[Activity]: Search the material below for the word "content". Copy every line that has it.

** Records for the exercise follows **

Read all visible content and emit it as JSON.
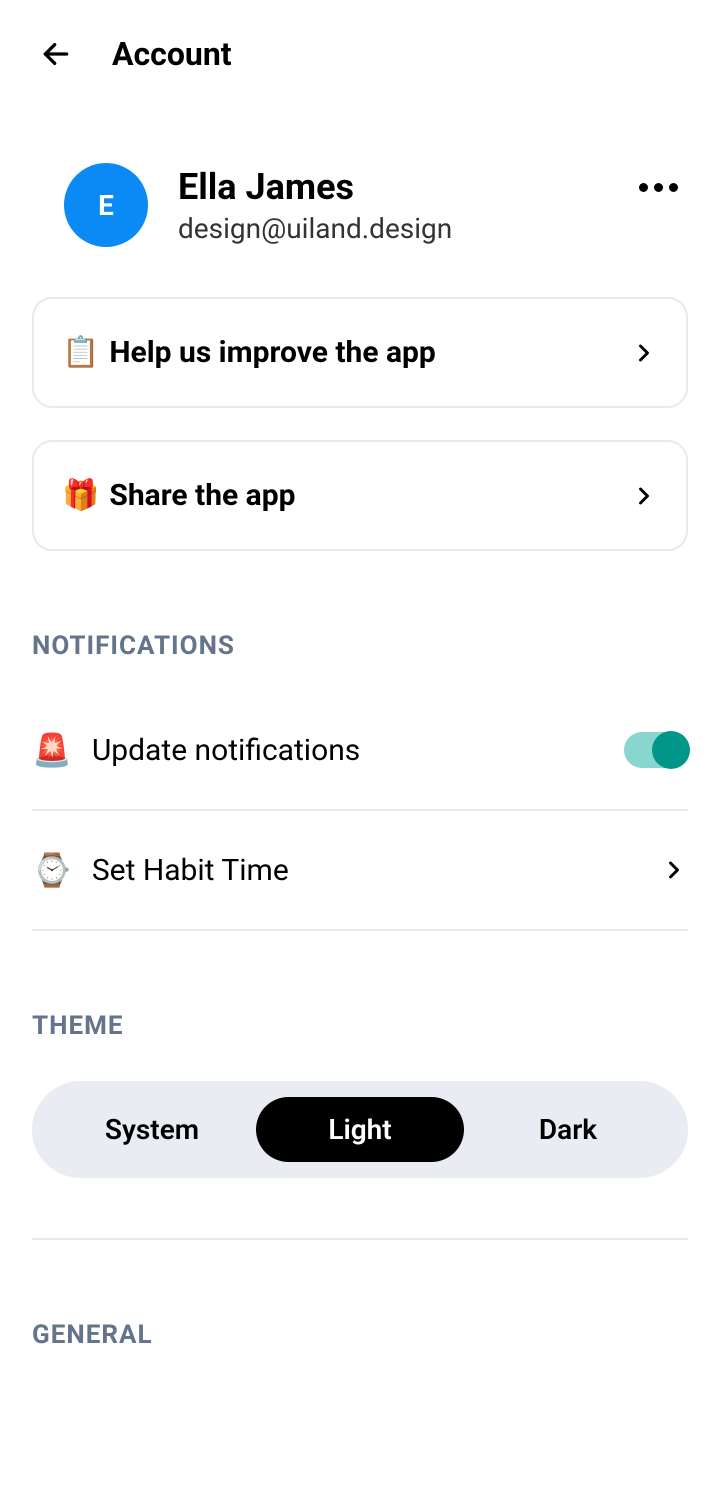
{
  "header": {
    "title": "Account"
  },
  "profile": {
    "avatar_initial": "E",
    "name": "Ella James",
    "email": "design@uiland.design"
  },
  "cards": {
    "help": {
      "emoji": "📋",
      "label": "Help us improve the app"
    },
    "share": {
      "emoji": "🎁",
      "label": "Share the app"
    }
  },
  "sections": {
    "notifications": {
      "title": "NOTIFICATIONS",
      "update": {
        "emoji": "🚨",
        "label": "Update notifications"
      },
      "habit": {
        "emoji": "⌚️",
        "label": "Set Habit Time"
      }
    },
    "theme": {
      "title": "THEME",
      "options": {
        "system": "System",
        "light": "Light",
        "dark": "Dark"
      },
      "selected": "light"
    },
    "general": {
      "title": "GENERAL"
    }
  }
}
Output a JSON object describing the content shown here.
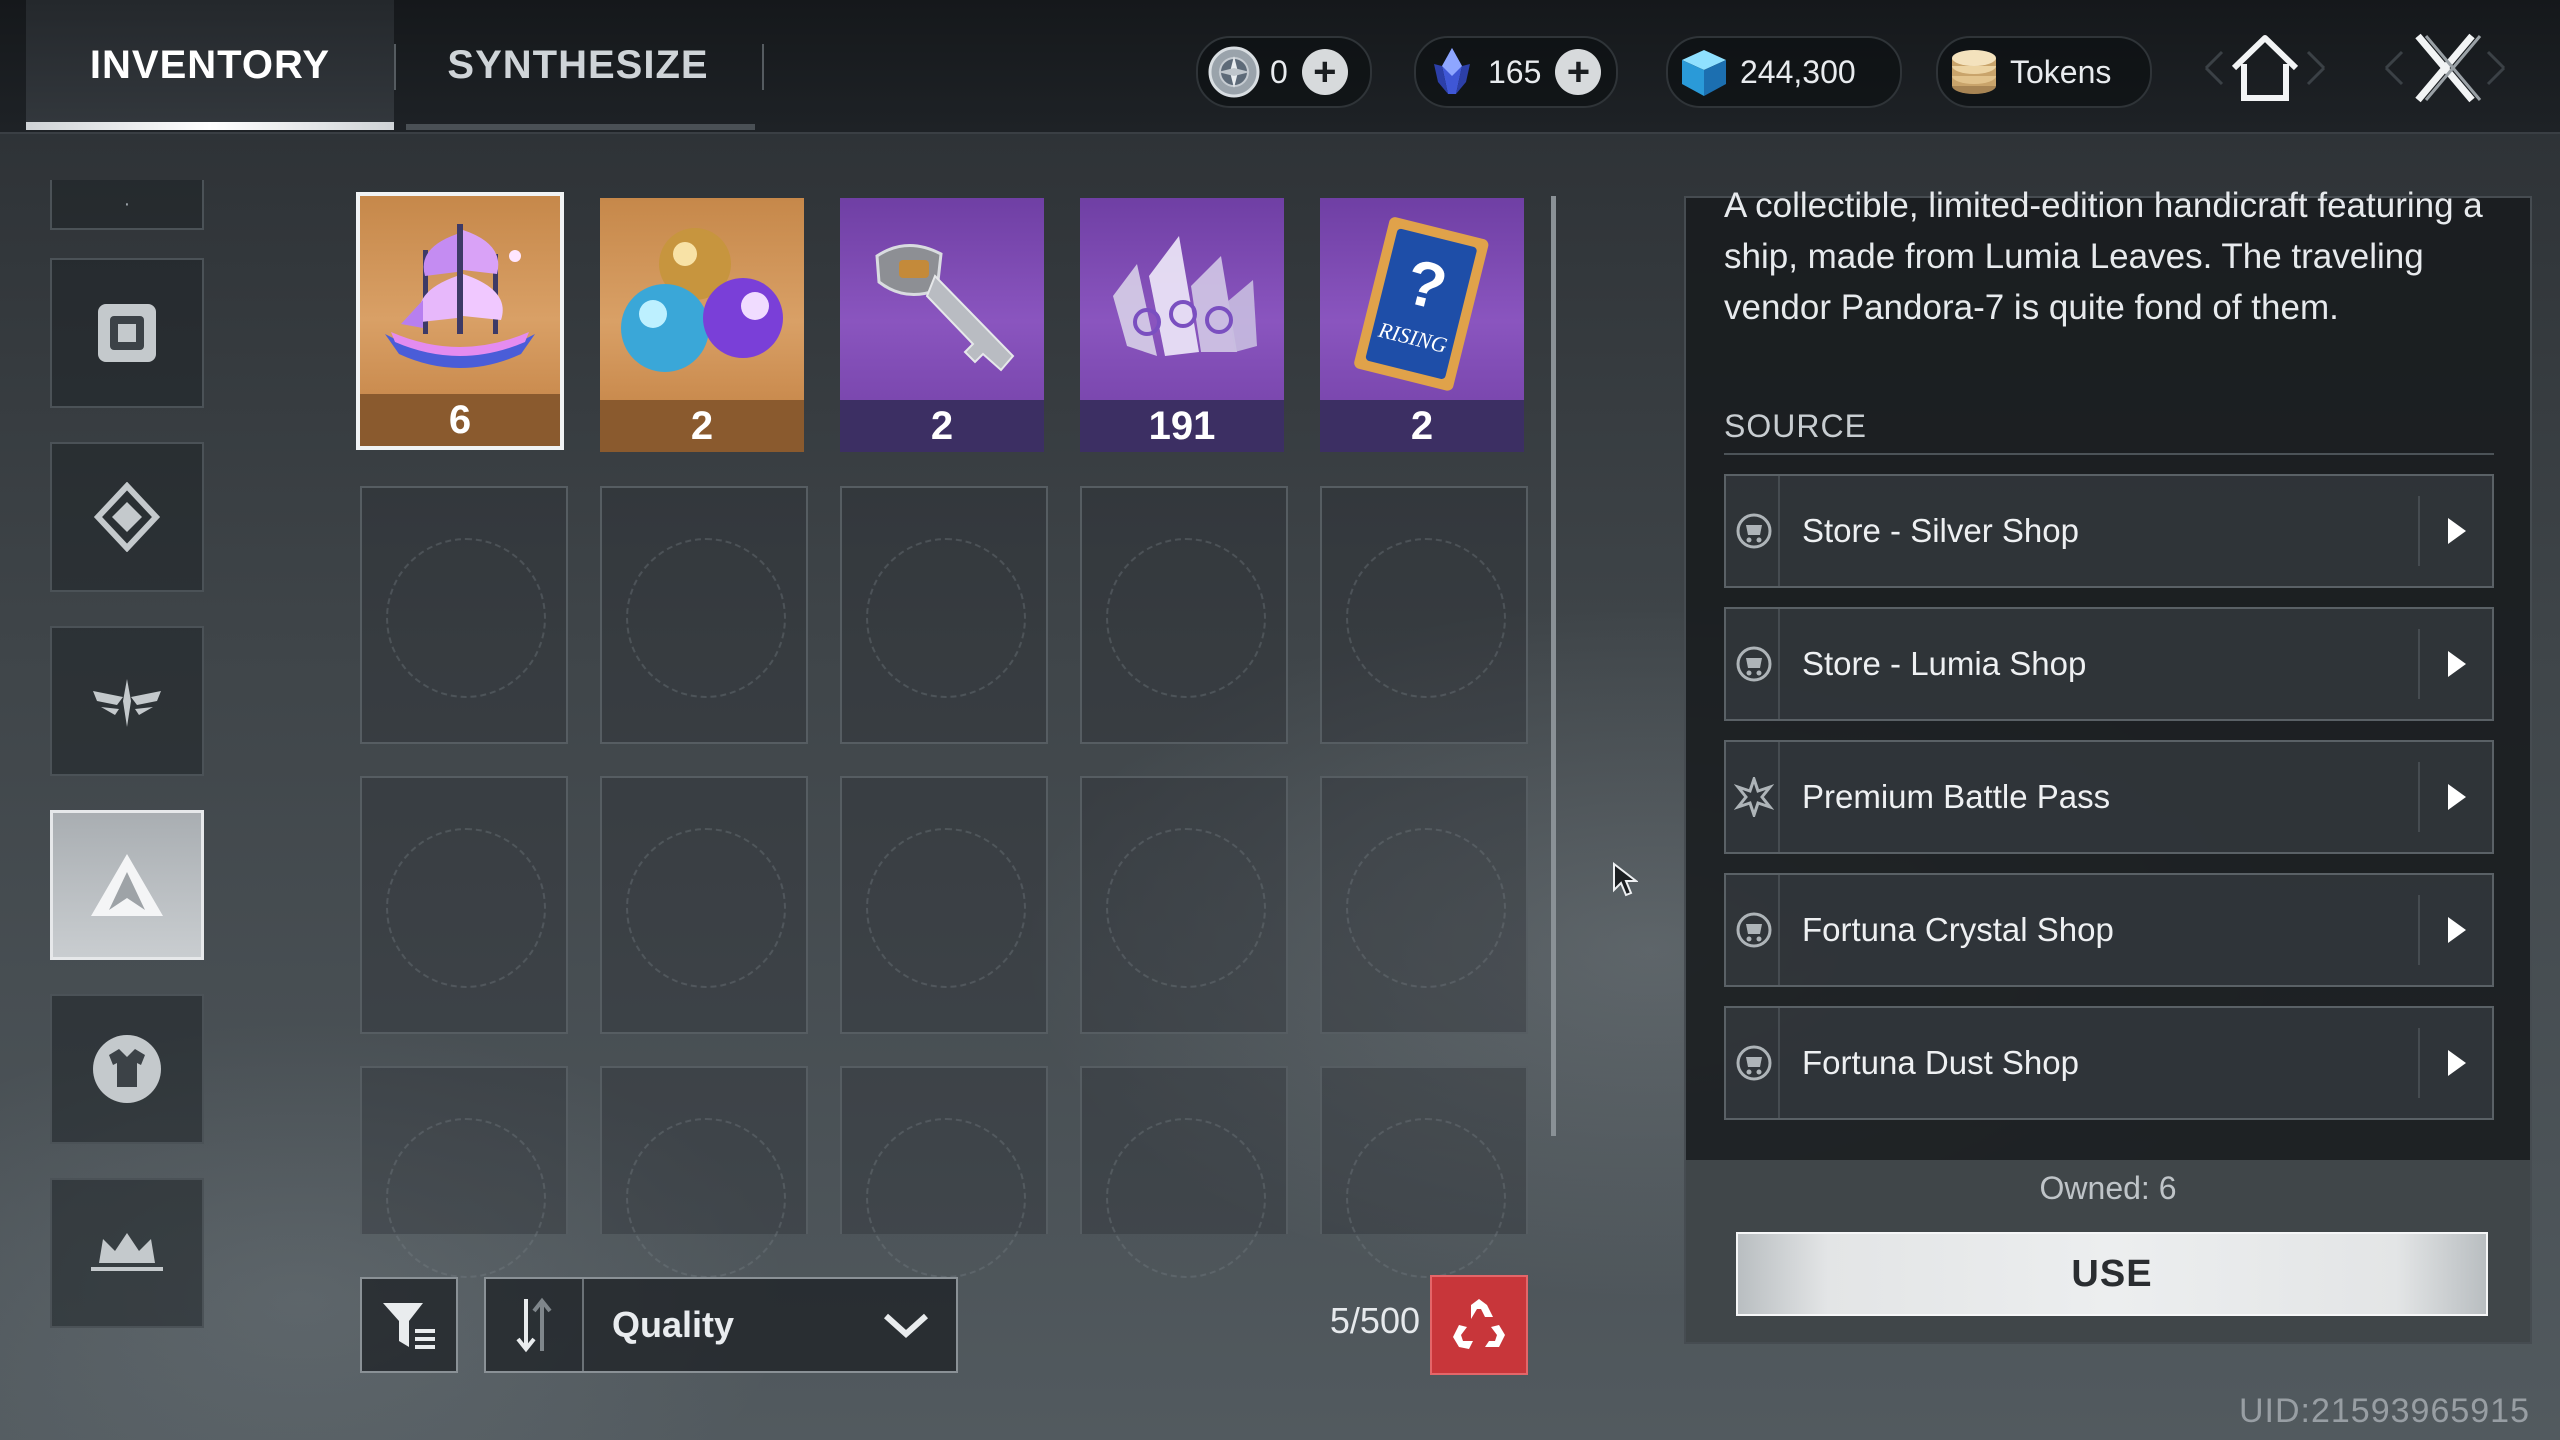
{
  "tabs": [
    {
      "label": "INVENTORY",
      "active": true
    },
    {
      "label": "SYNTHESIZE",
      "active": false
    }
  ],
  "currencies": [
    {
      "name": "compass-coin",
      "value": "0",
      "has_plus": true
    },
    {
      "name": "crystal",
      "value": "165",
      "has_plus": true
    },
    {
      "name": "cube-gem",
      "value": "244,300",
      "has_plus": false
    },
    {
      "name": "tokens",
      "value": "Tokens",
      "has_plus": false
    }
  ],
  "nav": {
    "home_icon": "home-icon",
    "close_icon": "close-icon"
  },
  "categories": [
    {
      "icon": "category-partial-icon",
      "active": false
    },
    {
      "icon": "chip-icon",
      "active": false
    },
    {
      "icon": "diamond-emblem-icon",
      "active": false
    },
    {
      "icon": "winged-emblem-icon",
      "active": false
    },
    {
      "icon": "triangle-emblem-icon",
      "active": true
    },
    {
      "icon": "shirt-icon",
      "active": false
    },
    {
      "icon": "crown-icon",
      "active": false
    }
  ],
  "items": [
    {
      "name": "lumia-leaf-ship",
      "count": "6",
      "quality": "gold",
      "selected": true
    },
    {
      "name": "orbs",
      "count": "2",
      "quality": "gold",
      "selected": false
    },
    {
      "name": "key",
      "count": "2",
      "quality": "purple",
      "selected": false
    },
    {
      "name": "crystal-shards",
      "count": "191",
      "quality": "purple",
      "selected": false
    },
    {
      "name": "mystery-pack",
      "count": "2",
      "quality": "purple",
      "selected": false
    }
  ],
  "item_art_text": {
    "mystery_pack_mark": "?",
    "mystery_pack_caption": "RISING"
  },
  "controls": {
    "sort_label": "Quality",
    "capacity": "5/500"
  },
  "detail": {
    "description": "A collectible, limited-edition handicraft featuring a ship, made from Lumia Leaves. The traveling vendor Pandora-7 is quite fond of them.",
    "source_title": "SOURCE",
    "sources": [
      {
        "label": "Store - Silver Shop",
        "icon": "store-icon"
      },
      {
        "label": "Store - Lumia Shop",
        "icon": "store-icon"
      },
      {
        "label": "Premium Battle Pass",
        "icon": "battle-pass-icon"
      },
      {
        "label": "Fortuna Crystal Shop",
        "icon": "store-icon"
      },
      {
        "label": "Fortuna Dust Shop",
        "icon": "store-icon"
      }
    ],
    "owned": "Owned: 6",
    "use_label": "USE"
  },
  "uid": "UID:21593965915",
  "colors": {
    "gold_bg": "#d9a066",
    "purple_bg": "#8a55bf",
    "recycle_red": "#c8363a"
  }
}
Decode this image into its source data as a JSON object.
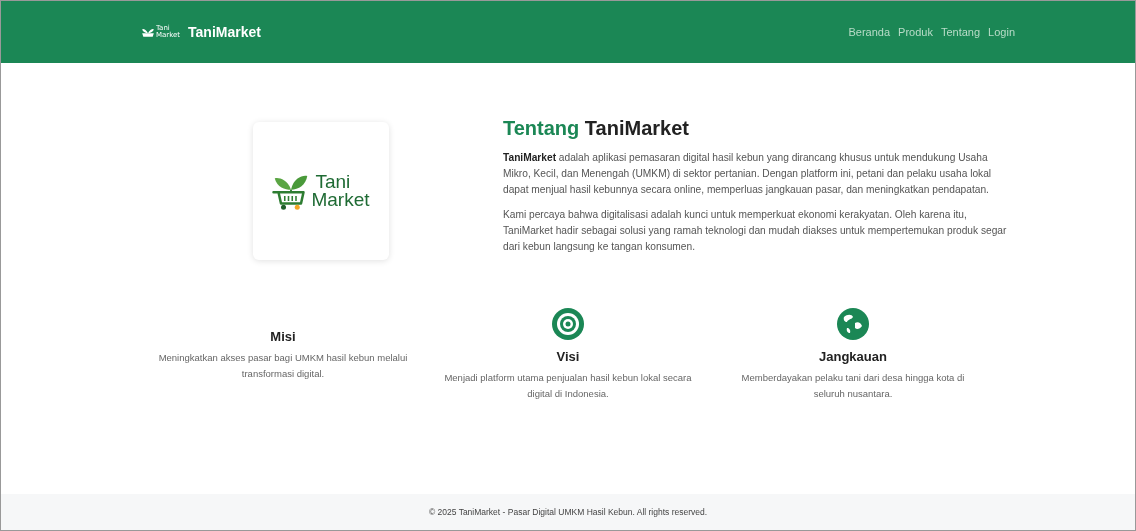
{
  "navbar": {
    "logo_text": [
      "Tani",
      "Market"
    ],
    "brand": "TaniMarket",
    "links": [
      {
        "label": "Beranda"
      },
      {
        "label": "Produk"
      },
      {
        "label": "Tentang"
      },
      {
        "label": "Login"
      }
    ]
  },
  "about": {
    "logo_text": [
      "Tani",
      "Market"
    ],
    "title_accent": "Tentang",
    "title_rest": "TaniMarket",
    "paragraphs": [
      "**TaniMarket** adalah aplikasi pemasaran digital hasil kebun yang dirancang khusus untuk mendukung Usaha Mikro, Kecil, dan Menengah (UMKM) di sektor pertanian. Dengan platform ini, petani dan pelaku usaha lokal dapat menjual hasil kebunnya secara online, memperluas jangkauan pasar, dan meningkatkan pendapatan.",
      "Kami percaya bahwa digitalisasi adalah kunci untuk memperkuat ekonomi kerakyatan. Oleh karena itu, TaniMarket hadir sebagai solusi yang ramah teknologi dan mudah diakses untuk mempertemukan produk segar dari kebun langsung ke tangan konsumen."
    ]
  },
  "features": [
    {
      "kind": "plain",
      "title": "Misi",
      "text": "Meningkatkan akses pasar bagi UMKM hasil kebun melalui transformasi digital."
    },
    {
      "kind": "target",
      "title": "Visi",
      "text": "Menjadi platform utama penjualan hasil kebun lokal secara digital di Indonesia."
    },
    {
      "kind": "globe",
      "title": "Jangkauan",
      "text": "Memberdayakan pelaku tani dari desa hingga kota di seluruh nusantara."
    }
  ],
  "footer": {
    "text": "© 2025 TaniMarket - Pasar Digital UMKM Hasil Kebun. All rights reserved."
  }
}
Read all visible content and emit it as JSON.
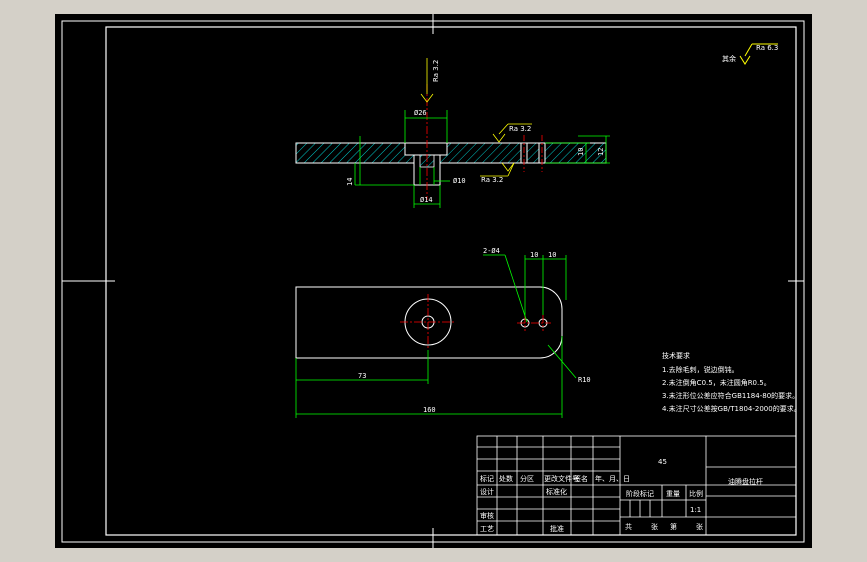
{
  "drawing": {
    "background": "#000000",
    "outer_bg": "#d4d0c8",
    "colors": {
      "outline": "#ffffff",
      "dimension": "#00ff00",
      "center_line": "#ff0000",
      "hatch": "#00ffff",
      "annotation": "#ffff00"
    }
  },
  "roughness": {
    "general": {
      "label": "其余",
      "value": "Ra 6.3"
    },
    "top_bore": "Ra 3.2",
    "top_face": "Ra 3.2",
    "bottom_face": "Ra 3.2"
  },
  "section_view": {
    "dim_bore": "Ø26",
    "dim_shaft": "Ø10",
    "dim_base": "Ø14",
    "dim_depth": "14",
    "dim_thick_inner": "10",
    "dim_thick_outer": "12"
  },
  "plan_view": {
    "hole_label": "2-Ø4",
    "dim_spacing_1": "10",
    "dim_spacing_2": "10",
    "dim_radius": "R10",
    "dim_center": "73",
    "dim_total": "160"
  },
  "tech_notes": {
    "title": "技术要求",
    "items": [
      "1.去除毛刺，锐边倒钝。",
      "2.未注倒角C0.5，未注圆角R0.5。",
      "3.未注形位公差应符合GB1184-80的要求。",
      "4.未注尺寸公差按GB/T1804-2000的要求。"
    ]
  },
  "title_block": {
    "material": "45",
    "part_name": "油腾盘拉杆",
    "headers": [
      "标记",
      "处数",
      "分区",
      "更改文件号",
      "签名",
      "年、月、日"
    ],
    "row_labels": [
      "设计",
      "审核",
      "工艺"
    ],
    "std_label": "标准化",
    "approve_label": "批准",
    "stage_label": "阶段标记",
    "weight_label": "重量",
    "scale_label": "比例",
    "scale_value": "1:1",
    "sheet_info": [
      "共",
      "张",
      "第",
      "张"
    ]
  }
}
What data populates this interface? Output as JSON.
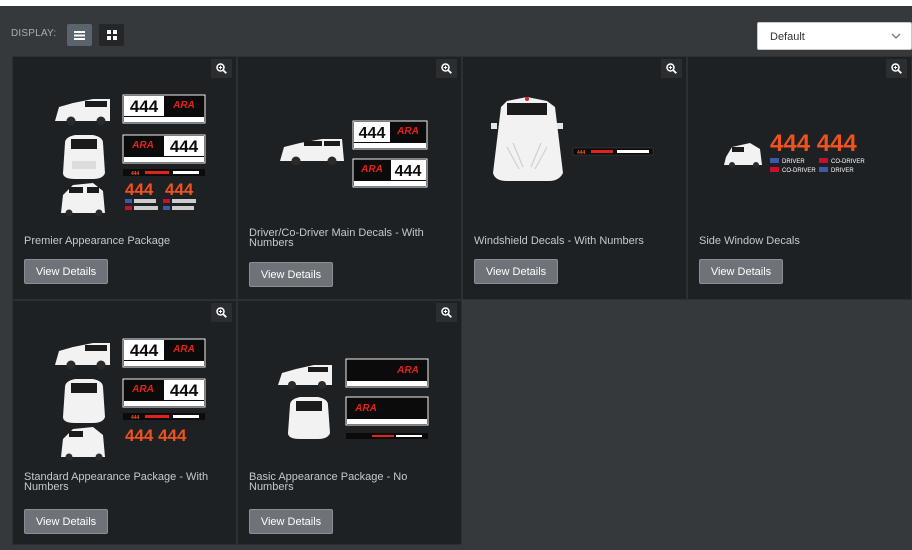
{
  "toolbar": {
    "display_label": "DISPLAY:",
    "list_view_icon": "list-view-icon",
    "grid_view_icon": "grid-view-icon",
    "sort_value": "Default",
    "sort_icon": "chevron-down-icon"
  },
  "products": [
    {
      "title": "Premier Appearance Package",
      "button": "View Details",
      "zoom_icon": "zoom-in-icon",
      "decal": {
        "number": "444",
        "brand": "ARA",
        "tag_text": "444",
        "rows": [
          [
            "DRIVER",
            "CO-DRIVER"
          ],
          [
            "CO-DRIVER",
            "DRIVER"
          ]
        ]
      }
    },
    {
      "title": "Driver/Co-Driver Main Decals - With Numbers",
      "button": "View Details",
      "zoom_icon": "zoom-in-icon",
      "decal": {
        "number": "444",
        "brand": "ARA"
      }
    },
    {
      "title": "Windshield Decals - With Numbers",
      "button": "View Details",
      "zoom_icon": "zoom-in-icon",
      "decal": {
        "tag_text": "444"
      }
    },
    {
      "title": "Side Window Decals",
      "button": "View Details",
      "zoom_icon": "zoom-in-icon",
      "decal": {
        "big": "444 444",
        "rows": [
          [
            "DRIVER",
            "CO-DRIVER"
          ],
          [
            "CO-DRIVER",
            "DRIVER"
          ]
        ]
      }
    },
    {
      "title": "Standard Appearance Package - With Numbers",
      "button": "View Details",
      "zoom_icon": "zoom-in-icon",
      "decal": {
        "number": "444",
        "brand": "ARA",
        "big": "444 444",
        "tag_text": "444"
      }
    },
    {
      "title": "Basic Appearance Package - No Numbers",
      "button": "View Details",
      "zoom_icon": "zoom-in-icon",
      "decal": {
        "brand": "ARA"
      }
    }
  ],
  "colors": {
    "page_bg": "#36393c",
    "card_bg": "#1e2124",
    "button_bg": "#6e737a",
    "decal_orange": "#f0521e",
    "decal_red": "#e2231a"
  }
}
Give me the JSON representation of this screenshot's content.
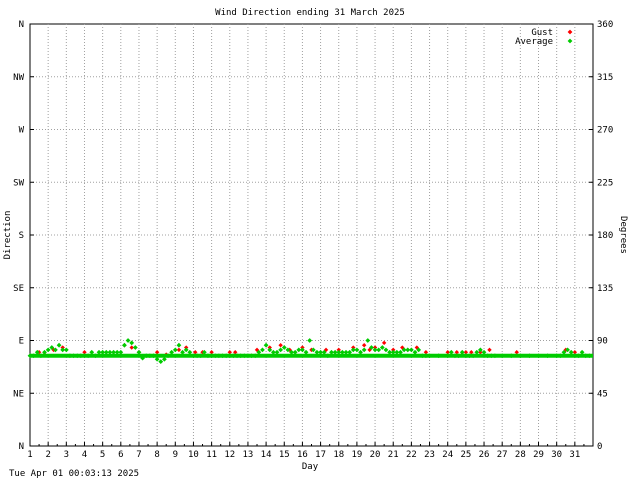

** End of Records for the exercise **

[Exercise result]:
Read all visible content and emit it as JSON.
Output a JSON object describing the content shown here.
Read all visible content and emit it as JSON.
Give me the JSON representation of this screenshot's content.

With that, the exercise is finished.